Work to be completed:
Report each line of the data that has "icon" somewhere in it.

Interface dataset entries:
=== Begin Enclosure ===
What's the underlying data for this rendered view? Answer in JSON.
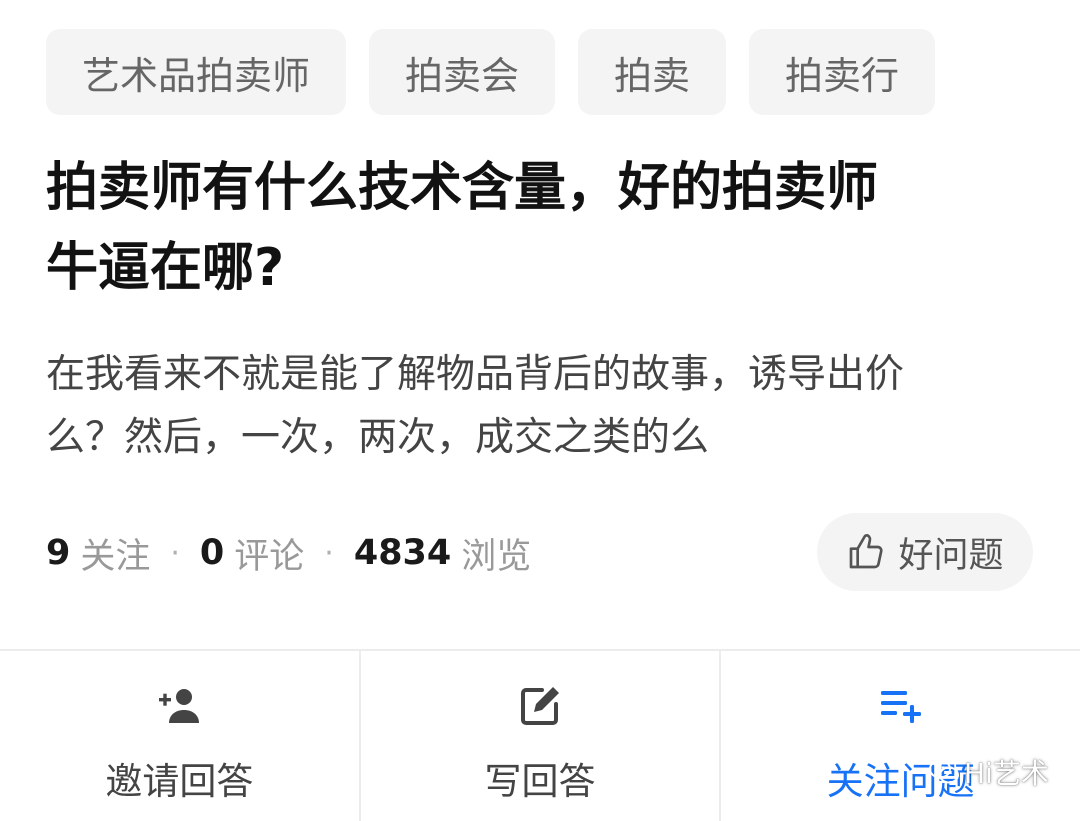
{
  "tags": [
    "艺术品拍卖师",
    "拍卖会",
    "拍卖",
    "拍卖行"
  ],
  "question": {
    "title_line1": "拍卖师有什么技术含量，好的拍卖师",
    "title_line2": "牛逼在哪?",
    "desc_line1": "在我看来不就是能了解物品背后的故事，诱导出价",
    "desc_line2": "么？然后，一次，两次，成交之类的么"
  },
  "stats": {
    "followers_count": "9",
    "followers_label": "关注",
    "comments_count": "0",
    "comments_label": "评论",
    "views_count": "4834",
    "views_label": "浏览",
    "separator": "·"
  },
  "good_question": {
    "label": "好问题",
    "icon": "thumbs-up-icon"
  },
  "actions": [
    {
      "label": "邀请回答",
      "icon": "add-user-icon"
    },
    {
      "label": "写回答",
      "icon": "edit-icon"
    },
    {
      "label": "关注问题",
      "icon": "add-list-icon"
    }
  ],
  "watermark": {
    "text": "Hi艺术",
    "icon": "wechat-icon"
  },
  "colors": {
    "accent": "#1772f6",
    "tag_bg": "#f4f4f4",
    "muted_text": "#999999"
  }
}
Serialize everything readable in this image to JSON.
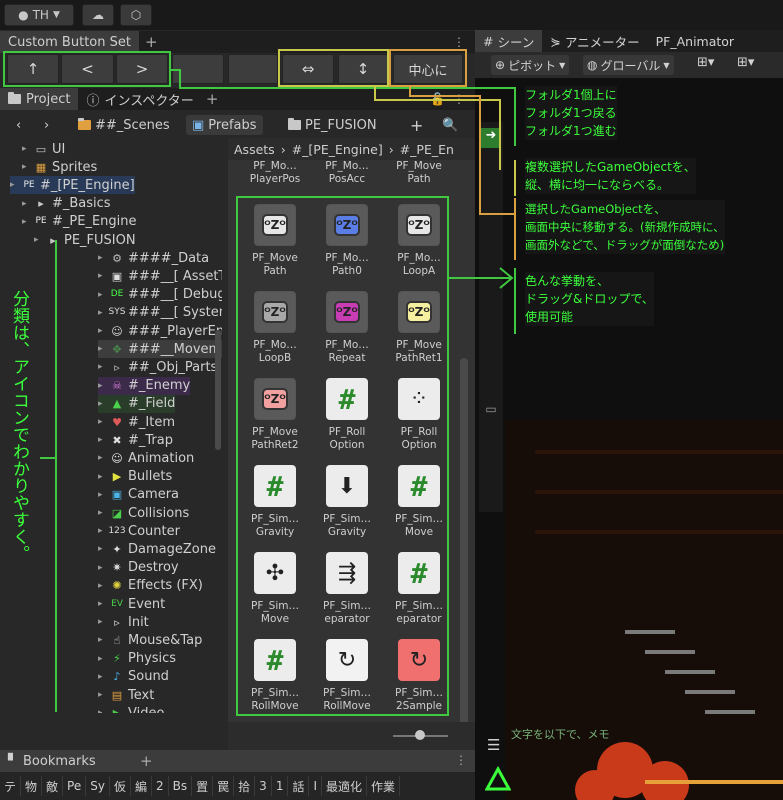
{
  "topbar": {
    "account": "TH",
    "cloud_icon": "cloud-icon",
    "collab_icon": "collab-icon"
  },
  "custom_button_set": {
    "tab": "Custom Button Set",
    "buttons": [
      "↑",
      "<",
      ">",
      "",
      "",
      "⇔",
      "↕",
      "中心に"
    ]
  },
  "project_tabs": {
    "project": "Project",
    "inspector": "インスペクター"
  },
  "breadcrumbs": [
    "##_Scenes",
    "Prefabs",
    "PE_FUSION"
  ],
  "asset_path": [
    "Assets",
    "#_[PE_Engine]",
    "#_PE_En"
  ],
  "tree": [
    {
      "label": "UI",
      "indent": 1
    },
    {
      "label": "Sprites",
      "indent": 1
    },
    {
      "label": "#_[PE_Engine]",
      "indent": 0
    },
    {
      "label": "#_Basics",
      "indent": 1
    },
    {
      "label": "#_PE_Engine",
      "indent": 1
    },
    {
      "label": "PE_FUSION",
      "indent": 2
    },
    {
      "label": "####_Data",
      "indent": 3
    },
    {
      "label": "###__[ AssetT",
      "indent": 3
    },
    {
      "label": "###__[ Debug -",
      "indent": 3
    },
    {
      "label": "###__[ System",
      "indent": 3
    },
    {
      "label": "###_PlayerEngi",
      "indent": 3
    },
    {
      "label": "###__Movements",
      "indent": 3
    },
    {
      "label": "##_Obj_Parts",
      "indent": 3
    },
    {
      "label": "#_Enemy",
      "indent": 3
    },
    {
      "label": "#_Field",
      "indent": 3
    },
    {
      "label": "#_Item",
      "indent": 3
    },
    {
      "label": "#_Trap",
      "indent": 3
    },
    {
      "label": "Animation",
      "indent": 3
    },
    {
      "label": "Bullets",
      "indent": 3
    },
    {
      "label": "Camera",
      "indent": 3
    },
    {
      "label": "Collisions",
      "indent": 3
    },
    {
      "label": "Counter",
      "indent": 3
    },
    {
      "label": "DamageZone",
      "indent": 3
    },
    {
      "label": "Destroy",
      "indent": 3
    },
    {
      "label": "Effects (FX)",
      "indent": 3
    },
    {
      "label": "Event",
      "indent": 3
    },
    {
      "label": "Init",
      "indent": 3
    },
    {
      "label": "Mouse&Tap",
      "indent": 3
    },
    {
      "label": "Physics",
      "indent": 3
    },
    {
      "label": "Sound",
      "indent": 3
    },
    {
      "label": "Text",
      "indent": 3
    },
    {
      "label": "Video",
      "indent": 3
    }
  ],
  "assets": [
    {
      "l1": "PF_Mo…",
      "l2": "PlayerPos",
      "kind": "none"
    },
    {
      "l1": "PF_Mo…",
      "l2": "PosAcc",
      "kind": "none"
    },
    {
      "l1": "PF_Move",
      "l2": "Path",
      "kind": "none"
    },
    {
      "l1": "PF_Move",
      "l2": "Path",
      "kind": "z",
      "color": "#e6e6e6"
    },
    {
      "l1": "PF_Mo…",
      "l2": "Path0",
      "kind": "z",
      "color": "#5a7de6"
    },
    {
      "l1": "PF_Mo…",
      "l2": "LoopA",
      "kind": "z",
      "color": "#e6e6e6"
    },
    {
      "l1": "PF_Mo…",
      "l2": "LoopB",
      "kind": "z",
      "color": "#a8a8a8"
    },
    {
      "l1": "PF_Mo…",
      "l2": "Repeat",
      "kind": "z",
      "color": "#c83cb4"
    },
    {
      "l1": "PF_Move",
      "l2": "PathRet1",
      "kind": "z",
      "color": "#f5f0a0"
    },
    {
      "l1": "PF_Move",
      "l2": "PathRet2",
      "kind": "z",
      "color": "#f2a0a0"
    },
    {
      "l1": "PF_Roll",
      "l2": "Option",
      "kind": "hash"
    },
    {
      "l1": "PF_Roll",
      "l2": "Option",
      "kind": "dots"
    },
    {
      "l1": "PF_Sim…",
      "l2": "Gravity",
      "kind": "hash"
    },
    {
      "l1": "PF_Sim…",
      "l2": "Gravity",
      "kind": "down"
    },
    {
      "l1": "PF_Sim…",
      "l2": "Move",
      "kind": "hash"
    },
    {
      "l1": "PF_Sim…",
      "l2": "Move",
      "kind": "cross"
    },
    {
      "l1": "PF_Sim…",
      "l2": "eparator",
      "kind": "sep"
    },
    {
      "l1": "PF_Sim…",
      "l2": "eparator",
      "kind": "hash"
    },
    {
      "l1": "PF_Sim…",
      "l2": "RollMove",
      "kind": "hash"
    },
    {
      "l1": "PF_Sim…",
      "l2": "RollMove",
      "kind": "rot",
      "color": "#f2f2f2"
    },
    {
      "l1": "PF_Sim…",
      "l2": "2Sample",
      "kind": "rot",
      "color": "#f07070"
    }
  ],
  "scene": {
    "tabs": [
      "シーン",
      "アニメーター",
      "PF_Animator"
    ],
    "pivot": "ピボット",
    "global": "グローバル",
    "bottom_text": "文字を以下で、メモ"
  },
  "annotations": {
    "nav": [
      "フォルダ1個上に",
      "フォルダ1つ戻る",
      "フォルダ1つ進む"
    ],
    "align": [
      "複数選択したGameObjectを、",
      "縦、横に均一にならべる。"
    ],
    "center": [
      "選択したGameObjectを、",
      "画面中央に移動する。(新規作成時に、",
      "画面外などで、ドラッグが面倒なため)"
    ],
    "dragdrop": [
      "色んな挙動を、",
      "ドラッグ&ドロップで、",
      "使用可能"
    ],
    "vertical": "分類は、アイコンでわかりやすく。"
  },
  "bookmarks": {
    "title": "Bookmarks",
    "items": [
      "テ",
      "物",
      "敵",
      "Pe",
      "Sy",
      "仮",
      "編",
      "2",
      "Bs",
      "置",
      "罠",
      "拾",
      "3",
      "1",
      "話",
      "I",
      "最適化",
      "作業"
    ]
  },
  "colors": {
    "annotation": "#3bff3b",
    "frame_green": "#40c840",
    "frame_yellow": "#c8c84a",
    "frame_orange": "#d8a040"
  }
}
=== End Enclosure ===
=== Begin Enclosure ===
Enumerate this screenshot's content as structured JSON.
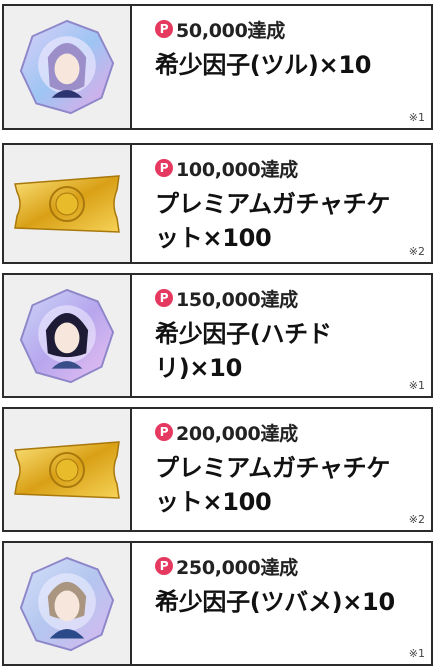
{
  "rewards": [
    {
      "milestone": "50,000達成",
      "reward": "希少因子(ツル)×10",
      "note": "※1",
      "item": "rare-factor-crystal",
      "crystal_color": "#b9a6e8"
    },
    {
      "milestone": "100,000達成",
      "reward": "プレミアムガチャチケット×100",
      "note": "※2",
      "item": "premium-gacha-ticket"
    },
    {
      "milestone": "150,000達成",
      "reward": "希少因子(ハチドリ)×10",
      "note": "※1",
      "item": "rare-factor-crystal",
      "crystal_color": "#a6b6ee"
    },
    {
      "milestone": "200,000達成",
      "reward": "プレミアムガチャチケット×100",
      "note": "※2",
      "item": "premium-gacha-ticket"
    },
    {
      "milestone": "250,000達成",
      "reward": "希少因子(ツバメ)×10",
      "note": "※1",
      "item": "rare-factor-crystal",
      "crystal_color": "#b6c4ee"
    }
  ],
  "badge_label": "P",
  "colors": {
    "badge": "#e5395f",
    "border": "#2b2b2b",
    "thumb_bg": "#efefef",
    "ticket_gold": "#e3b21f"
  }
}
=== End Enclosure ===
Expected answer:
    "icon": "thumbs-up-icon"
      "icon": "add-user-icon"
      "icon": "edit-icon"
      "icon": "add-list-icon"
    "icon": "wechat-icon"
    "cloud_icon": "cloud-icon",
    "collab_icon": "collab-icon"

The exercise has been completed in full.